Want to continue reading?
Become a Free ALM Digital Reader.

Benefits of a Digital Membership:

  • Free access to 1 article* every 30 days
  • Access to the entire ALM network of websites
  • Unlimited access to the ALM suite of newsletters
  • Build custom alerts on any search topic of your choosing
  • Search by a wide range of topics

*May exclude premium content
Already have an account?

Reprints & Licensing
Mentioned in a Law.com story?

License our industry-leading legal content to extend your thought leadership and build your brand.


ALM Legal Publication Newsletters

Sign Up Today and Never Miss Another Story.

As part of your digital membership, you can sign up for an unlimited number of a wide range of complimentary newsletters. Visit your My Account page to make your selections. Get the timely legal news and critical analysis you cannot afford to miss. Tailored just for you. In your inbox. Every day.

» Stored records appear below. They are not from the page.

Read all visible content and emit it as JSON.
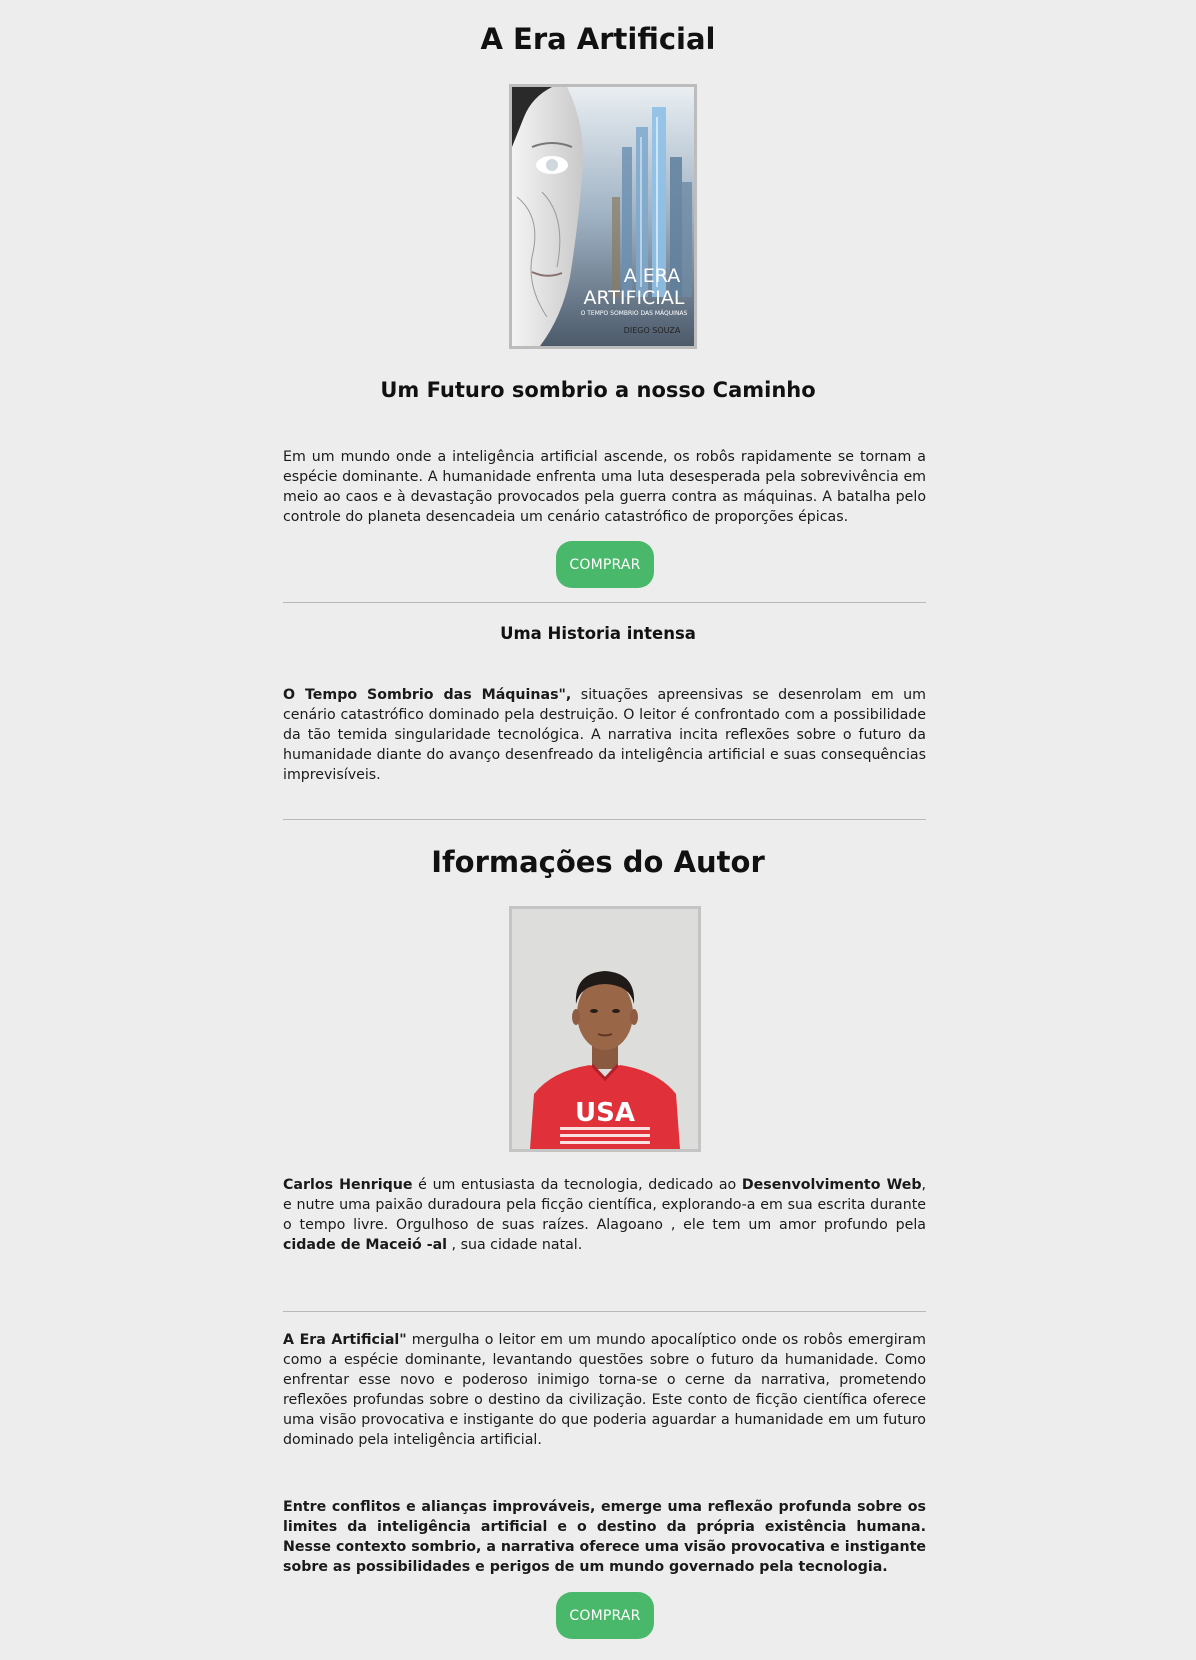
{
  "book": {
    "title": "A Era Artificial",
    "subtitle": "Um Futuro sombrio a nosso Caminho",
    "cover": {
      "title_line1": "A ERA",
      "title_line2": "ARTIFICIAL",
      "tagline": "O TEMPO SOMBRIO DAS MÁQUINAS",
      "author": "DIEGO SOUZA"
    },
    "description": "Em um mundo onde a inteligência artificial ascende, os robôs rapidamente se tornam a espécie dominante. A humanidade enfrenta uma luta desesperada pela sobrevivência em meio ao caos e à devastação provocados pela guerra contra as máquinas. A batalha pelo controle do planeta desencadeia um cenário catastrófico de proporções épicas.",
    "buy_label": "COMPRAR"
  },
  "story": {
    "heading": "Uma Historia intensa",
    "lead_bold": "O Tempo Sombrio das Máquinas\",",
    "text": " situações apreensivas se desenrolam em um cenário catastrófico dominado pela destruição. O leitor é confrontado com a possibilidade da tão temida singularidade tecnológica. A narrativa incita reflexões sobre o futuro da humanidade diante do avanço desenfreado da inteligência artificial e suas consequências imprevisíveis."
  },
  "author": {
    "heading": "Iformações do Autor",
    "photo_shirt_text": "USA",
    "bio": {
      "name": "Carlos Henrique",
      "part1": " é um entusiasta da tecnologia, dedicado ao ",
      "field": "Desenvolvimento Web",
      "part2": ", e nutre uma paixão duradoura pela ficção científica, explorando-a em sua escrita durante o tempo livre. Orgulhoso de suas raízes. Alagoano , ele tem um amor profundo pela ",
      "city": "cidade de Maceió -al",
      "part3": " , sua cidade natal."
    }
  },
  "closing": {
    "lead_bold": "A Era Artificial\"",
    "text": " mergulha o leitor em um mundo apocalíptico onde os robôs emergiram como a espécie dominante, levantando questões sobre o futuro da humanidade. Como enfrentar esse novo e poderoso inimigo torna-se o cerne da narrativa, prometendo reflexões profundas sobre o destino da civilização. Este conto de ficção científica oferece uma visão provocativa e instigante do que poderia aguardar a humanidade em um futuro dominado pela inteligência artificial.",
    "final": "Entre conflitos e alianças improváveis, emerge uma reflexão profunda sobre os limites da inteligência artificial e o destino da própria existência humana. Nesse contexto sombrio, a narrativa oferece uma visão provocativa e instigante sobre as possibilidades e perigos de um mundo governado pela tecnologia.",
    "buy_label": "COMPRAR"
  },
  "colors": {
    "background": "#ededed",
    "button": "#4ab86a",
    "button_text": "#ffffff",
    "divider": "#b9b9b9"
  }
}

Copyright © 2021 ALM Media Properties, LLC. All Rights Reserved.